Ashe Memorial Hall
After the War of Independence and Civil War, a major building programme was undertaken throughout the state. In 1923 architect T.J. Cullen won the contract for new civil offices from Kerry County Council. Given its location at the southern end of Denny Street, Tralee, which up to that time, had been a cul-de-sac, the Ashe Hall was designed to take full advantage of its location within a parkland setting. The building, designed to be seen in the round, was positioned to create a terminal vista to Denny Street. The building was opened to the public in March 1928. The original brief was complicated having to include for offices, residential accommodation, a theatre, backstage and service facilities.
In 2019 Karol O’Mahony Architects were engaged by the current owners, Kerry County Council to prepare a Conservation Assessment and Management Plan, the specific purpose of which was:
- To gain a comprehensive understanding of the significance of any changes to the external historic fabric since an earlier report of 2008, and
- To prioritise a schedule of works for the future conservation management of the building.
Historical archives, drawings, and photographs were consulted followed by detailed on site surveys of each element. The report then set out the significance of each category; followed by findings of the condition survey; assessment of those findings; and finally the resultant recommendations. These varying recommendations are compiled into the Conservation Management Plan Schedule weighted by priority. This is now the key reference point for all future decisions on the Conservation of the Ashe Memorial Hall.
The Ashe Memorial Hall is of National Heritage Importance and is not only hugely impressive in its architectural design but equally so in its high quality construction materials and technical details. It consists largely of traditional construction techniques and these have performed excellently over the buildings lifetime, save for one exception at the non traditional concrete parapets.
- – The natural slate roofs with lead flashings are an example of quality robust craftsmanship with some extensive areas in excellent condition after almost a century.
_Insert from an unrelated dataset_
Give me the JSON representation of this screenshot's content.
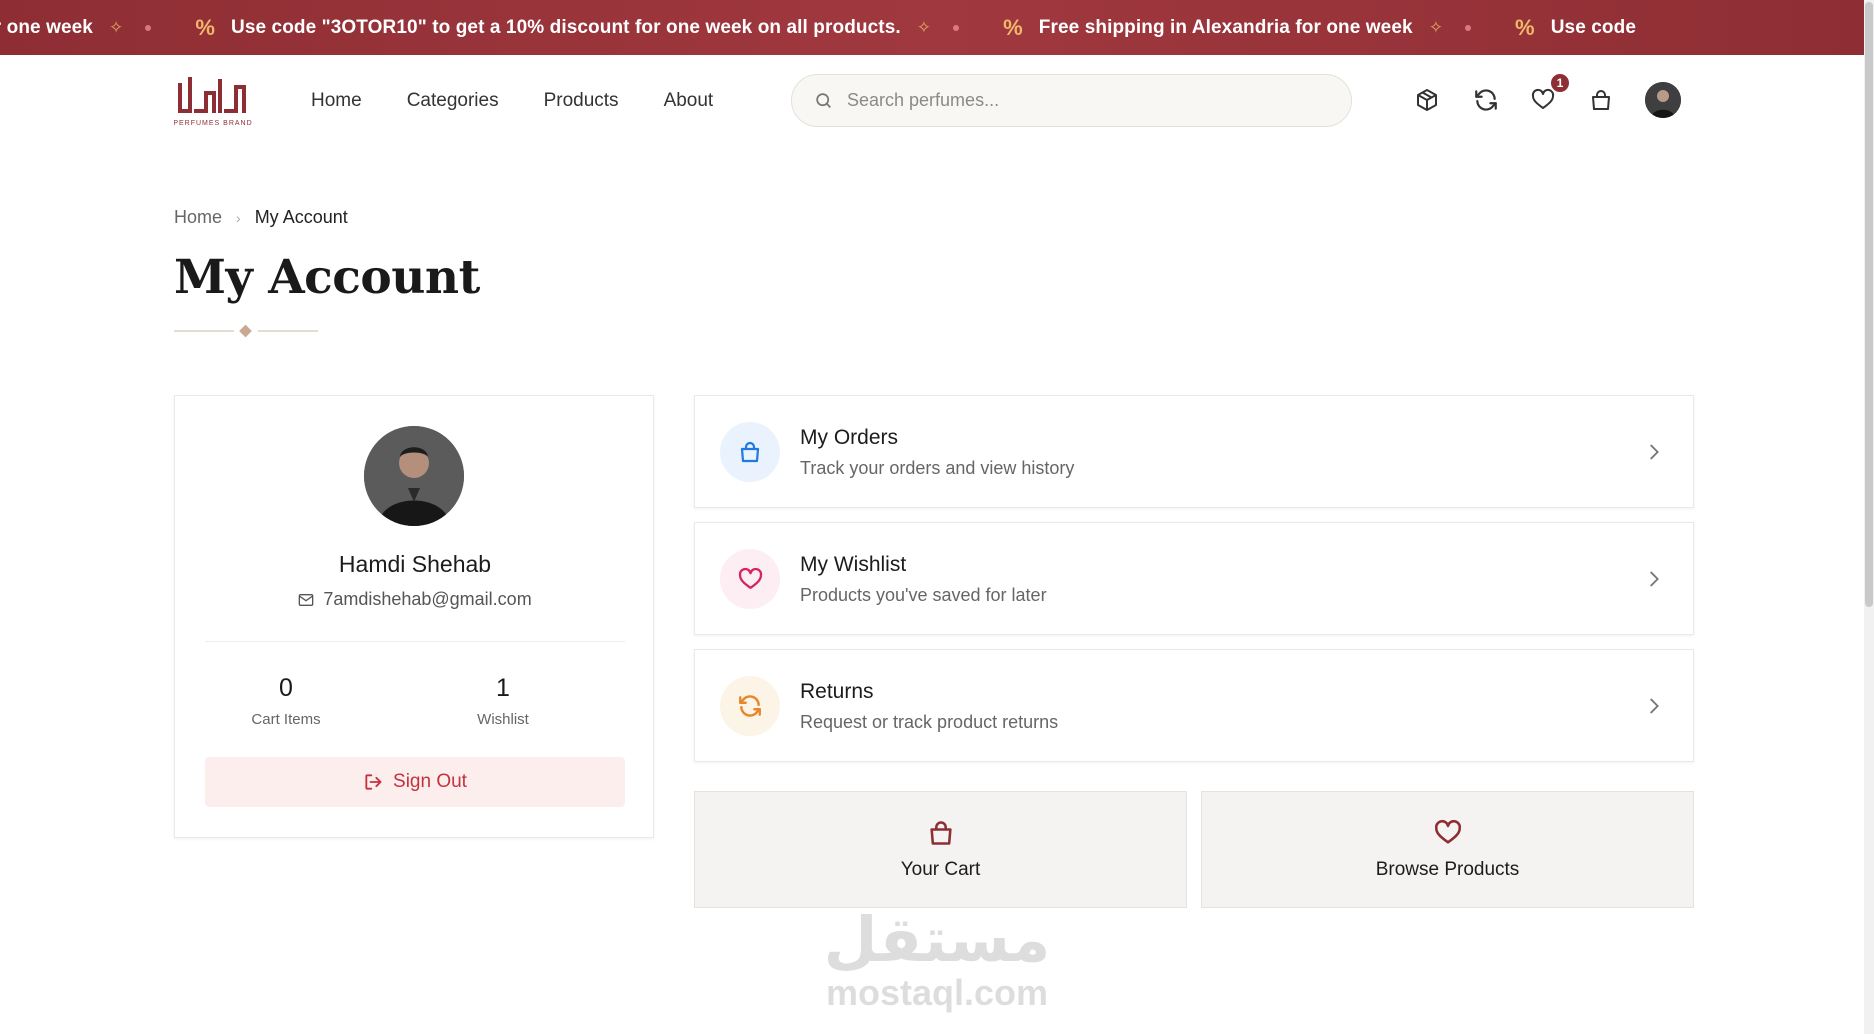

The majority of roof damage stems from modern interventions and repairs that fail to match the original quality.
- – The beautiful stone façades of the Ashe Memorial Hall are a celebration of local stone and stonemasonry. They have performed admirably in difficult circumstances where they have to deal with movement and continuous water ingress at parapet level. These are external and non standard conditions for a façade to deal with. Sandstone can sometimes be soft leading to widespread stone damage, however in this case the stone is of good quality and cannot be seen as a problem in itself. Across the extensive façades we noted only about 70 non induced stone flaws showing that inherent failures are few and far between, even after almost a century of weathering. The stone façades must be seen and valued for the crafted tapestry of local geology that they are and therefore afforded proper protection and respect. The widespread damage caused to stonework, much of which is irreversible; by potentially ongoing movement must be addressed as a matter of urgency.
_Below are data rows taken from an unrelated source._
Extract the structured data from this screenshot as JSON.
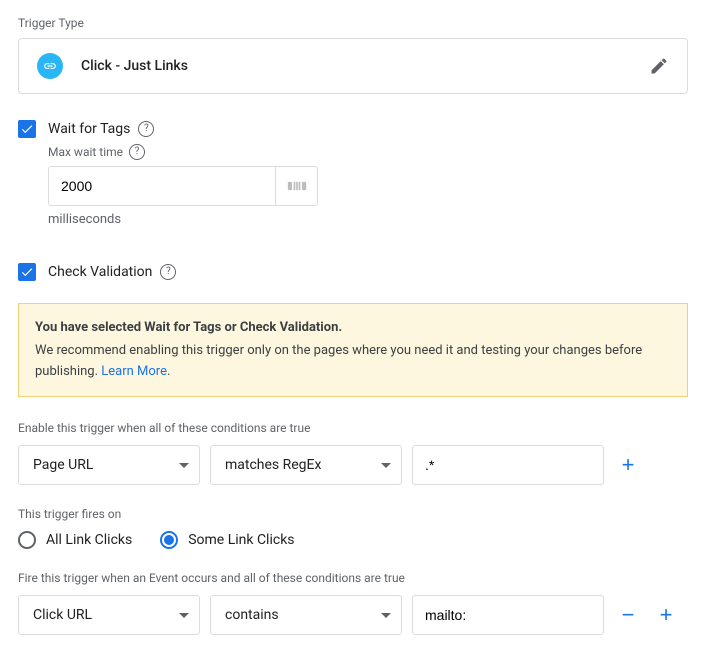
{
  "labels": {
    "trigger_type": "Trigger Type",
    "trigger_name": "Click - Just Links",
    "wait_for_tags": "Wait for Tags",
    "max_wait_time": "Max wait time",
    "milliseconds": "milliseconds",
    "check_validation": "Check Validation",
    "warning_bold": "You have selected Wait for Tags or Check Validation.",
    "warning_body": "We recommend enabling this trigger only on the pages where you need it and testing your changes before publishing. ",
    "learn_more": "Learn More",
    "enable_conditions_label": "Enable this trigger when all of these conditions are true",
    "fires_on_label": "This trigger fires on",
    "radio_all": "All Link Clicks",
    "radio_some": "Some Link Clicks",
    "fire_conditions_label": "Fire this trigger when an Event occurs and all of these conditions are true"
  },
  "values": {
    "max_wait_time": "2000",
    "enable_variable": "Page URL",
    "enable_operator": "matches RegEx",
    "enable_value": ".*",
    "fire_variable": "Click URL",
    "fire_operator": "contains",
    "fire_value": "mailto:"
  },
  "state": {
    "wait_for_tags_checked": true,
    "check_validation_checked": true,
    "fires_on": "some"
  }
}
- – The original windows are critical to the buildings architectural composition and quality. While the building owners had in the past a rolling programme of renovation this unfortunately ceased and was superseded by the ill-considered fitting of inner PVC windows and abandonment of the steel windows. This has left many of the windows in a more vulnerable state. The expertise involved in proper restoration of early 20th century steel windows is now well developed in Ireland so it is entirely possible to revive them. They will allow appreciation of the architecture as well as a special engagement with the immediate context of the town park. They can also step up to play their part in improving energy efficiency.
- – The concrete parapets are an exception in that their original design and material choice did not have the longevity or robustness of the other building methods. They have been an ongoing problem for a large proportion of the buildings lifespan, and unfortunately have caused considerable damage to the stonework. The parapet failures must be addressed now with a permanent long term solution that respects the buildings design.
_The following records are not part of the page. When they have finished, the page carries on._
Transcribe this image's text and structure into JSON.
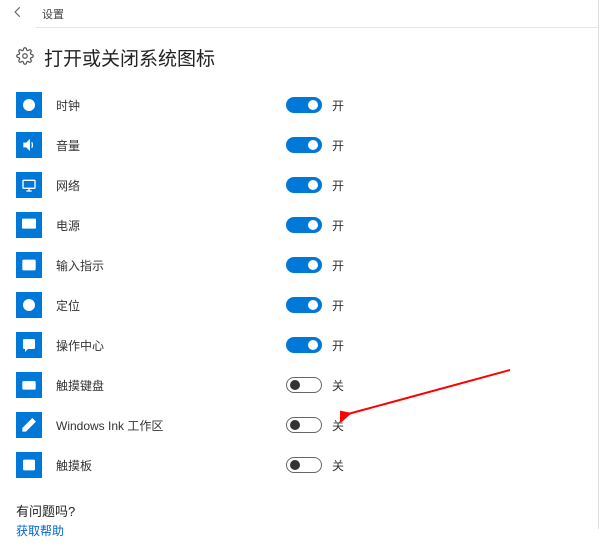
{
  "titlebar": {
    "label": "设置"
  },
  "header": {
    "title": "打开或关闭系统图标"
  },
  "state_labels": {
    "on": "开",
    "off": "关"
  },
  "settings": [
    {
      "key": "clock",
      "label": "时钟",
      "on": true,
      "icon": "clock"
    },
    {
      "key": "volume",
      "label": "音量",
      "on": true,
      "icon": "volume"
    },
    {
      "key": "network",
      "label": "网络",
      "on": true,
      "icon": "network"
    },
    {
      "key": "power",
      "label": "电源",
      "on": true,
      "icon": "power"
    },
    {
      "key": "ime",
      "label": "输入指示",
      "on": true,
      "icon": "ime"
    },
    {
      "key": "location",
      "label": "定位",
      "on": true,
      "icon": "location"
    },
    {
      "key": "actioncenter",
      "label": "操作中心",
      "on": true,
      "icon": "actioncenter"
    },
    {
      "key": "touchkeyboard",
      "label": "触摸键盘",
      "on": false,
      "icon": "keyboard"
    },
    {
      "key": "windowsink",
      "label": "Windows Ink 工作区",
      "on": false,
      "icon": "pen"
    },
    {
      "key": "touchpad",
      "label": "触摸板",
      "on": false,
      "icon": "touchpad"
    }
  ],
  "help": {
    "question": "有问题吗?",
    "link": "获取帮助"
  },
  "annotation": {
    "target": "windowsink",
    "color": "#ff0000"
  }
}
The scale of the proposed conservation works at the Ashe Memorial Hall is significant. This necessary investment in proper conservation works should not be seen as a standalone action that serves only history. The issues at stake are critical to the buildings ongoing safety, its occupants’ well-being and current sustainability concerns. The fundamental starting point of any climate action plan for a traditional building is to ensure a dry weathertight fabric. The Ashe Memorial Hall for many decades has had compromised and wet masonry due to parapet leaks, stone cracking, and loss of pointing meaning that its energy performance will have been significantly reduced.
The Ashe Memorial Hall has since the 1920’s played a central role in the civic and social life of Tralee. It is now time to allow the Ashe to continue giving by investing in its care and maintenance.
Ashe Memorial Hall, Denny Street, Tralee, Co. Kerry. Conservation Assessment & Management Plan 2019.
Photography by Karol O’ Mahony.